I took my parents to the airport this morning. Of course, no matter how reasonable the flight time sounds at the time of booking, by the time you factor in the excessively premature check-in times and the time taken to get to the airport in whatever godforsaken hamlet they are located in, far from their alleged city, you always have to get up early.
Kansai Airport, unusually, is located on a large rectangular artificial island in the middle of Osaka Bay. To get there involves travelling to the coast, then crossing a four kilometre bridge to the island. It’s time consuming and expensive, but it’s still a lot better than, for example, Charleroi “Brussels South” airport, so far from Brussels that it’s practically in France. That’s just as well, because it’s the fifth time in a month that I’ve been to Kansai Airport.
Fortunately, the taxi driver didn’t get lost, the train arrived on time, and check-in went smoothly, so it wasn’t too bad.

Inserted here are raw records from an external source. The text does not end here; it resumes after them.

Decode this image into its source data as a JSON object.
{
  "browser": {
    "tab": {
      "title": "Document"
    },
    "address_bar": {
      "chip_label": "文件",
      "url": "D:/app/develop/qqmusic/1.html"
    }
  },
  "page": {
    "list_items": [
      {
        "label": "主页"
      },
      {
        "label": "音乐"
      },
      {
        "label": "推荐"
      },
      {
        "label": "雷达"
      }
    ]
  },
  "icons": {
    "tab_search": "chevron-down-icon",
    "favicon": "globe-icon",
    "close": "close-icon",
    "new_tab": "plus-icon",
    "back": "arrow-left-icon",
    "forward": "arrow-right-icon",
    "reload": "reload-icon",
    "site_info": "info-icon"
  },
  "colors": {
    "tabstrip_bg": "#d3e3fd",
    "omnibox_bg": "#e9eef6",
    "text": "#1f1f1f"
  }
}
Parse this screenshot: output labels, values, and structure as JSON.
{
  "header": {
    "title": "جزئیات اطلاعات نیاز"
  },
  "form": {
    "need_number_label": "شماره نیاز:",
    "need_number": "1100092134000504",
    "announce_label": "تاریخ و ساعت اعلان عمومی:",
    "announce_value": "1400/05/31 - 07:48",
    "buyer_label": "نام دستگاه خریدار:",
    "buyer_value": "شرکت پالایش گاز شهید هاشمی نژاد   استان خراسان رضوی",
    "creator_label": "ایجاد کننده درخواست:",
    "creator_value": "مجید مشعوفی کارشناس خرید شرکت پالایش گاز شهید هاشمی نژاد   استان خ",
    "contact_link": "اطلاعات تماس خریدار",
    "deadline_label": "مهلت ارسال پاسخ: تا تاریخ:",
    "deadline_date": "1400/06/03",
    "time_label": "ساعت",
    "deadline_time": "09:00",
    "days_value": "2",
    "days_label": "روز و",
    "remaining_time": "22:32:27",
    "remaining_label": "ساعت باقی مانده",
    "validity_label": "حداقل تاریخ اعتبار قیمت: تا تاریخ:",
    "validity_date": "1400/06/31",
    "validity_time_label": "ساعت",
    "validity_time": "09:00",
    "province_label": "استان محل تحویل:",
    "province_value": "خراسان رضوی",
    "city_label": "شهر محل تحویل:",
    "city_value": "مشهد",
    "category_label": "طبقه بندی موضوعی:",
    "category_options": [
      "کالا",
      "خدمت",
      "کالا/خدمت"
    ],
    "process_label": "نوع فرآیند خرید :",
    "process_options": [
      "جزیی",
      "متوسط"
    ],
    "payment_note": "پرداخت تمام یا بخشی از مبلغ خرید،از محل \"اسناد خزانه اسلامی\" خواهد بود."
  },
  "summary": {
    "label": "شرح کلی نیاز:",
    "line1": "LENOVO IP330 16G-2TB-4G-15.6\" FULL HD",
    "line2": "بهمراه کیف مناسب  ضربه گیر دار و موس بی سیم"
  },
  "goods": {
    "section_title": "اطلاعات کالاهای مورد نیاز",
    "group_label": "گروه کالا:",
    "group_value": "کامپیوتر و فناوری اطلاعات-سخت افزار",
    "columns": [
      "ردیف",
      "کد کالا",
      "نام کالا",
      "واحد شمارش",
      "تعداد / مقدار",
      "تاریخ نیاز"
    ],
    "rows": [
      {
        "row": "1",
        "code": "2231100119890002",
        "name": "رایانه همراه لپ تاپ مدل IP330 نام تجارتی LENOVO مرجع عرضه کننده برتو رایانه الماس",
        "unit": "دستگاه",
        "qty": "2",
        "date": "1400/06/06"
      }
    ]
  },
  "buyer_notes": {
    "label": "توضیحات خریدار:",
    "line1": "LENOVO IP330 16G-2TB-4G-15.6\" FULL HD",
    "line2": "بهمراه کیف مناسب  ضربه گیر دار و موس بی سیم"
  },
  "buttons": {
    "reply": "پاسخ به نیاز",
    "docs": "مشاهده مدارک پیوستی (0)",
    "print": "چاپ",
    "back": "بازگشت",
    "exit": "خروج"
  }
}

My parents seemed to get through the security check without being dragged aside for an intrusive search, so it looked as though everything went well. Besides, once you’ve checked your luggage, you can be pretty confident that you’ll be getting on the plane. I hope these upcoming passenger evaluation databases aren’t too effective, though. If they read my website, they might decide that I’m a troublemaker and put me in for the “special” service every time!
As I was going all the way out to the airport, I decided to stop in at Rinku Town (on the landward side of the long bridge) on the way back, and visit some of the outlet shops to pick up some cheap clothes. I was looking for some new trousers, and I found a good pair, as it happens.
But the shops didn’t open until 10am, which left me with an hour to kill before then. I sat on the beach eating onigiri (rice balls) from Family Mart (a convenience store) and finishing off the book I was reading. I say beach, and so do they—Marble Beach—but it’s fairly unconvincing as beaches go. The area around Rinku Town is reclaimed/artificially created land—the geometric lines of the coast give that away—and the beach is equally unnatural. It’s covered in white and grey pebbles, which wouldn’t look out of place themselves apart from their colour and the fact that the pebble layer is only one or two pebbles deep. Underneath it is concrete, dirt, earth, or something similar.
And they have loudspeakers along the beachfront which strike up every quarter hour with an exhortation not to litter the area, behave antisocially, kill the other people there, or something like that. The thing is, I couldn’t catch what was being said, because the speakers were so loud that I could hear the speaker two metres away, and the ones a hundred metres away on each side, and the ones a hundred metres beyond those, all delayed by different amounts as the sound travelled from the speakers to my ears. It was incomprehensible, like those tests for deafness where the subjects’ voices are played back delayed to confuse them (the deaf, you see, are not confused). If they would only turn the volume down by about 80%, it would be comprehensible and unobtrusive. Or how about just a discreet sign? Or even—and I’m being really radical here—treat people like responsible individuals who can work these things out for themselves. After all, the antisocial people who do litter are unlikely to be shamed into submission by a recorded announcement, even at 150dB. But this is Japan, so everything has to be loud. I’m convinced that the loudspeaker was the most deleterious invention ever to be introduced here, even worse than concrete or pachinko.